> [Your assignment]: Using the data below, copy out all lines with the word "Sigma".

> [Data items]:
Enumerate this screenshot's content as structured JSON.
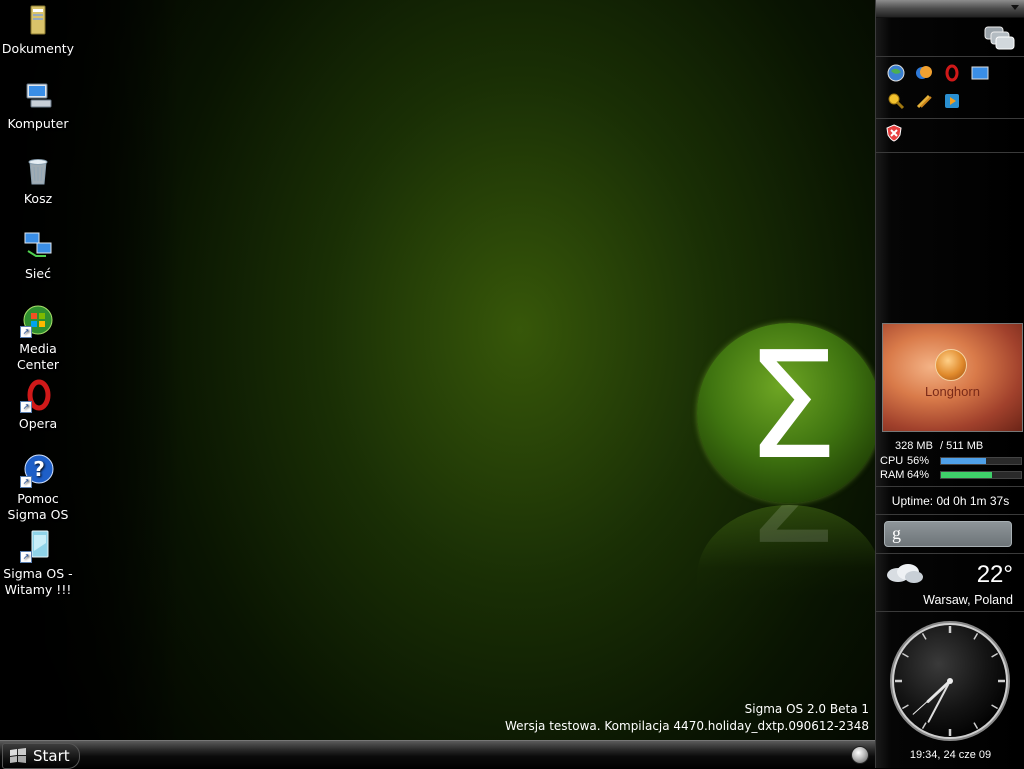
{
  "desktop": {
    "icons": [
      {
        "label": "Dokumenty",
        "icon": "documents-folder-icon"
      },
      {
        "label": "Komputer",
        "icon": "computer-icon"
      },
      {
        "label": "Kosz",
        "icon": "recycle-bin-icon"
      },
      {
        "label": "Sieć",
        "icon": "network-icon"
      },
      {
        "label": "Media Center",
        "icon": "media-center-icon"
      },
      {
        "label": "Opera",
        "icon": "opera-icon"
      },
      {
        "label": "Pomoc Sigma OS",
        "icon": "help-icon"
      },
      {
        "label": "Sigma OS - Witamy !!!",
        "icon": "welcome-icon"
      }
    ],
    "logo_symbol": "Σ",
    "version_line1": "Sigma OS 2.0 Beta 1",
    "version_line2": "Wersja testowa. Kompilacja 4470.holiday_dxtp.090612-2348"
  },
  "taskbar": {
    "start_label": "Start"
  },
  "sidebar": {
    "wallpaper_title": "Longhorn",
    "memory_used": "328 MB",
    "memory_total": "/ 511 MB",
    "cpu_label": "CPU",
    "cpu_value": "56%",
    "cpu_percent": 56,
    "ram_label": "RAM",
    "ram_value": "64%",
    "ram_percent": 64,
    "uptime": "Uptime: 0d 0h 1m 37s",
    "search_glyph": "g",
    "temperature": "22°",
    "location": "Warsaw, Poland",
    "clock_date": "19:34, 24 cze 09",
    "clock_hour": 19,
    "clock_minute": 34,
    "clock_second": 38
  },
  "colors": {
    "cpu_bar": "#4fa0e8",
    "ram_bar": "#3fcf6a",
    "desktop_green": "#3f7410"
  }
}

> [Exercise result]:
        "label": "Pomoc Sigma OS",
        "label": "Sigma OS - Witamy !!!",
    "version_line1": "Sigma OS 2.0 Beta 1",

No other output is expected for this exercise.